On August ao, 1861, Marsh conferred with Sanford in Turin, and they decided to proceed cautiously at first, talking to Garibaldi on a level below ministerial rank. If Garibaldi turned down an intermediary, the incident could be viewed merely as a sounding out instead of a rebuff to the prestige of the Lincoln administration. The cat’s-paw was Giuseppe Artomi, an Italian-American who was Marsh’s secretary of legation. He was briefed and given a letter from Sanford addressed to the general on Caprera. The letter was written not in the name of Lincoln or Seward—that would be going out on a limb too soon—but of the government of the United States. It took note of the Quiggle correspondence, threw out a few high-sounding phrases about preserving the “Unity and Liberty of the American people,” and avoided mention of slavery and emancipation. Sanford said that he would stand by in Genoa and await a response; he added that he was ready for a personal talk. Meantime Artomi was so beguiled by Garibaldi that he assured the general President Lincoln was ready to make him commander in chief.

Garibaldi responded with a squeeze play, its main aim being the conquest and unification of Italy. With an American letter in hand he could move from strength.

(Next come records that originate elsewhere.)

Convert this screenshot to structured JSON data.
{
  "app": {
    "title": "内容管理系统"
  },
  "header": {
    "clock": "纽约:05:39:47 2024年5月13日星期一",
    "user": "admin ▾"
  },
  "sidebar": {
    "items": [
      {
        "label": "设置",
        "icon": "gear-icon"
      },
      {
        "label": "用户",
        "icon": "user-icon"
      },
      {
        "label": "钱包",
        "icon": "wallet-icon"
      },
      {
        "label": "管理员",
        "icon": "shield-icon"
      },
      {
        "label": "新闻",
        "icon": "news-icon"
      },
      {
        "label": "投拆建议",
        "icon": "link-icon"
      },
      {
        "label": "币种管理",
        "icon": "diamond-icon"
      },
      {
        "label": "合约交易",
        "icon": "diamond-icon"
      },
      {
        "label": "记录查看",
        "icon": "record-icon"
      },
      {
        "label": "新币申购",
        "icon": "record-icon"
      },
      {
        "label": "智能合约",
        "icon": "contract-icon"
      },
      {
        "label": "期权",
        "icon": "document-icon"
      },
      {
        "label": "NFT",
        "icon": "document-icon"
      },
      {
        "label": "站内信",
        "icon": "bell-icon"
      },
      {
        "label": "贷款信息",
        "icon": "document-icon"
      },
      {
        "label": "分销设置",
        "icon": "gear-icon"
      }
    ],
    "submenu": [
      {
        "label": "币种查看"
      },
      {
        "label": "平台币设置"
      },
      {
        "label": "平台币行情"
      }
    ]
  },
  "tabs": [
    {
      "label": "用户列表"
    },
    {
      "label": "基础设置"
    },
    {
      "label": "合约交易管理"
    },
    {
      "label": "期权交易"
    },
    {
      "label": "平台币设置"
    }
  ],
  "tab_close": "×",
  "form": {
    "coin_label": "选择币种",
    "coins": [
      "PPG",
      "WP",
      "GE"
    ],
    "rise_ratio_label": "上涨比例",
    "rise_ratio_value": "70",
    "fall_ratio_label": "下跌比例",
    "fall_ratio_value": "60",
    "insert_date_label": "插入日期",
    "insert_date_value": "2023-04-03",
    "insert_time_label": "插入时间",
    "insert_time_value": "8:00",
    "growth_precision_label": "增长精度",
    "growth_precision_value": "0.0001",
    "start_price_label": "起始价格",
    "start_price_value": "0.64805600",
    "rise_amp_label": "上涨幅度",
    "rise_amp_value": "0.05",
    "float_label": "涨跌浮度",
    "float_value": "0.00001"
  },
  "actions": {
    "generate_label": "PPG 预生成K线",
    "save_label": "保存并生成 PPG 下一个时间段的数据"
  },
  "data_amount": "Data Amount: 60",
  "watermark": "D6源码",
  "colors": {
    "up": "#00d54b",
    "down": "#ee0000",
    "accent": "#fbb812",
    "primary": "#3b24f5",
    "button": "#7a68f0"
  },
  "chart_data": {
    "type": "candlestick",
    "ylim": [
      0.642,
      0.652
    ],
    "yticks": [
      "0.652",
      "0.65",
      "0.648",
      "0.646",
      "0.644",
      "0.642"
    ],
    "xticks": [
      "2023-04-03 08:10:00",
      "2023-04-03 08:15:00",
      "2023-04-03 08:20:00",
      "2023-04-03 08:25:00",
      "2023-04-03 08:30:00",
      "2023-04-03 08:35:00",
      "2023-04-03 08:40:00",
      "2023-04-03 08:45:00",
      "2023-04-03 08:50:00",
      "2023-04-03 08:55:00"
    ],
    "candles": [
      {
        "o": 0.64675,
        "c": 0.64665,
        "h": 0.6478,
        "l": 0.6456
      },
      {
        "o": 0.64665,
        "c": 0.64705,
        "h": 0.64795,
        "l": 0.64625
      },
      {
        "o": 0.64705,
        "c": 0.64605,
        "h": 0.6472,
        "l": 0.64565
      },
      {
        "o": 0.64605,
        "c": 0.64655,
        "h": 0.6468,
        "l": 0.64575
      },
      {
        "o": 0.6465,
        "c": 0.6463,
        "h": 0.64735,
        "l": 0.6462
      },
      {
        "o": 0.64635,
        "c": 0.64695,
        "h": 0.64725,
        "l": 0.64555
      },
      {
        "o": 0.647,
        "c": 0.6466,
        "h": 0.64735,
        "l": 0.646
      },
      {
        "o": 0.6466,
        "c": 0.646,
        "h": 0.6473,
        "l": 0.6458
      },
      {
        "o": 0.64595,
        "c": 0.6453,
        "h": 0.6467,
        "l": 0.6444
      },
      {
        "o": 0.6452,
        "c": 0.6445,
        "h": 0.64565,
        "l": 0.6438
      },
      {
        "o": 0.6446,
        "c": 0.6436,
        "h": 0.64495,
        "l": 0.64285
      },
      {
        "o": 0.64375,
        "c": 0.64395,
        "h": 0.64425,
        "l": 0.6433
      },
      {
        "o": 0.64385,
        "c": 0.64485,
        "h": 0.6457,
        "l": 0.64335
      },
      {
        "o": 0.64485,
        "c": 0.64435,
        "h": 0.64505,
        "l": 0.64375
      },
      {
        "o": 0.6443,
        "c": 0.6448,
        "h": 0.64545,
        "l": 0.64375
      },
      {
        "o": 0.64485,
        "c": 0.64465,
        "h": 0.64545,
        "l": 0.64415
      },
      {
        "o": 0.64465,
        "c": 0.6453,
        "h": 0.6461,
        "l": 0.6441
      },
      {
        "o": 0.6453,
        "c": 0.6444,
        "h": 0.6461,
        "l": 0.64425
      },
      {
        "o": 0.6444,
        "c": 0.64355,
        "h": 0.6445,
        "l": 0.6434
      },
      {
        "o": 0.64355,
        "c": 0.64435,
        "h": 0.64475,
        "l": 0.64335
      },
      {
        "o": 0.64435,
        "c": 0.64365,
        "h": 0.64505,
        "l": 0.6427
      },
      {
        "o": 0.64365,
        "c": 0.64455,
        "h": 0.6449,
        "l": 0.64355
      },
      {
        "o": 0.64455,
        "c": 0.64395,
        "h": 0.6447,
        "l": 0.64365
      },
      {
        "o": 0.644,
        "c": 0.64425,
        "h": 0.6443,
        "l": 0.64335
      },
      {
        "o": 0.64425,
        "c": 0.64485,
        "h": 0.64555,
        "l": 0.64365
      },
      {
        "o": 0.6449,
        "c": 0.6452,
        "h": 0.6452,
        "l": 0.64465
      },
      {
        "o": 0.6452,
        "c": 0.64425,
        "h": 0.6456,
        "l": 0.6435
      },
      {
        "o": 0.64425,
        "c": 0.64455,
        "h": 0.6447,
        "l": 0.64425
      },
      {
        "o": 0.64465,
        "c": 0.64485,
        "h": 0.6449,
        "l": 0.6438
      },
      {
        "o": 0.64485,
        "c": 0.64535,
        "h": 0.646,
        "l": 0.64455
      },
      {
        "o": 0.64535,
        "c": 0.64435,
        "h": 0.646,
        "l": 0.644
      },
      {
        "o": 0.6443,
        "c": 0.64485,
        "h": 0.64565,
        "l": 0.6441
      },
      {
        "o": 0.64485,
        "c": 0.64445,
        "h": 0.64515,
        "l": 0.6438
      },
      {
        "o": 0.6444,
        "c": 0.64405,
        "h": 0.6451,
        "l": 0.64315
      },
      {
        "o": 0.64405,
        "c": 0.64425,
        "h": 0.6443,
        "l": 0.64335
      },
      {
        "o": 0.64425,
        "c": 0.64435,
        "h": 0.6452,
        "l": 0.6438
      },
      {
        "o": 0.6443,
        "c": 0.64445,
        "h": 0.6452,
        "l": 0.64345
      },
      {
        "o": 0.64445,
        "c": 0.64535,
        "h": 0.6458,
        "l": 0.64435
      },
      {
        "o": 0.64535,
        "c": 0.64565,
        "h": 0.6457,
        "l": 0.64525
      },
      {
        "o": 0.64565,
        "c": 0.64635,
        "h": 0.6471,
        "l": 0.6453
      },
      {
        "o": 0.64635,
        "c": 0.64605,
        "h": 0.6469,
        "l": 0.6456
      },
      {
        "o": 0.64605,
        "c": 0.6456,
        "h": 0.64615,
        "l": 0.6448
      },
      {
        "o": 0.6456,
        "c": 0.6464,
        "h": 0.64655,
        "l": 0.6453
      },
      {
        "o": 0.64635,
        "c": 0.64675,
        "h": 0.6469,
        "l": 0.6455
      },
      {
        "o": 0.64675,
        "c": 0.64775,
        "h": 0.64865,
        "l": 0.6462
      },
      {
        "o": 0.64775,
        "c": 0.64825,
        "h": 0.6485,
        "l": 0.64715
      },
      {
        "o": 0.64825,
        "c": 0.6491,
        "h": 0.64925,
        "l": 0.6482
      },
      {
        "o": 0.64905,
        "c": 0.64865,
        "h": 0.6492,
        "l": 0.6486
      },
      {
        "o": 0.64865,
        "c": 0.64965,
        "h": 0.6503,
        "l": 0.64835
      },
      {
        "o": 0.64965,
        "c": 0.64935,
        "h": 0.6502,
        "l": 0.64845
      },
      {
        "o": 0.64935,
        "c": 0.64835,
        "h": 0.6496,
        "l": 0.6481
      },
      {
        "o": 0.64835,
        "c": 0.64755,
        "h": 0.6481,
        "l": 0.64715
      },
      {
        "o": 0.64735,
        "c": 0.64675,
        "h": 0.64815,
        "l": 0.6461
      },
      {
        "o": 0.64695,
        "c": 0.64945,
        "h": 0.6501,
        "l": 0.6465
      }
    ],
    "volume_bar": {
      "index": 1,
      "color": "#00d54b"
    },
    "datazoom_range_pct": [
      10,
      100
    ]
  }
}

“I should be very happy to be able to serve a country for which I have so much affection and of which I am an adoptive citizen,” Garibaldi replied to Sanford, who had holed up at a “bathing place” in Genoa. He added that “if I do not reply affirmatively and immediately to the honorable proposition which your government through your agency has made to me, it is because I do not feel myself entirely free, because of my duties toward Italy.

“Nevertheless if His Majesty, Victor Emmanuel, believes he has no need of my services, then, provided that the conditions upon which the American government intends to accept me are those which your messenger has verbally indicated to me, you will have me immediately at your disposal.” And he wrote that he was delegating Colonel Caspare Trecchi, a devoted follower who had been with him in Sicily and also served as an aide-de-camp to the king, to get a reply quickly.

The answer came through on September 6, 1861, politely but clearly: Garibaldi was free to go to the United States. The king told Trecchi that his government was not about to embark on a military expedition, commanded by Garibaldi or anyone else, against the papal territories. The pressure had not worked. These facts were conveyed by Trecchi to Sanford; it now seemed that the Union command could become a face-saving device for Garibaldi. After consulting with Minister Marsh and bringing him up to date Minister Sanford decided to move swiftly and confront the general himself.

On September 7, 1861, Sanford went down to the Genoa waterfront and—using an assumed name to preserve the secrecy of his mission—chartered a small steamer named the Dante to carry him to La Maddalena and thence to Caprera. Taking the regular steamer across the churning Ligurian Sea to the Sardinian off-island would have meant a ten-day delay, and there was no time to lose. The Dante hauled anchor from Genoa and, on the evening of September 8, 1861, appeared on the horizon and hove into view of the general’s telescope above the harsh bluffs of Caprera. After walking across the rock-strewn pathways through fields of geraniums and over fenced goat pastures, the American minister sat down with the Italian general to discuss details of the offer from the embattled United States.

In a letter marked “confidential” Sanford reported to Secretary of State Seward what had happened; it is not unreasonable to assume that the letter was shown to or at least its contents summarized for President Lincoln when it arrived at the State Department early in October of 1861. After mentioning Garibaldi’s convalescence following several months of rheumatism, Sanford got to the heart of the matter—that is, the hero’s conditions for serving: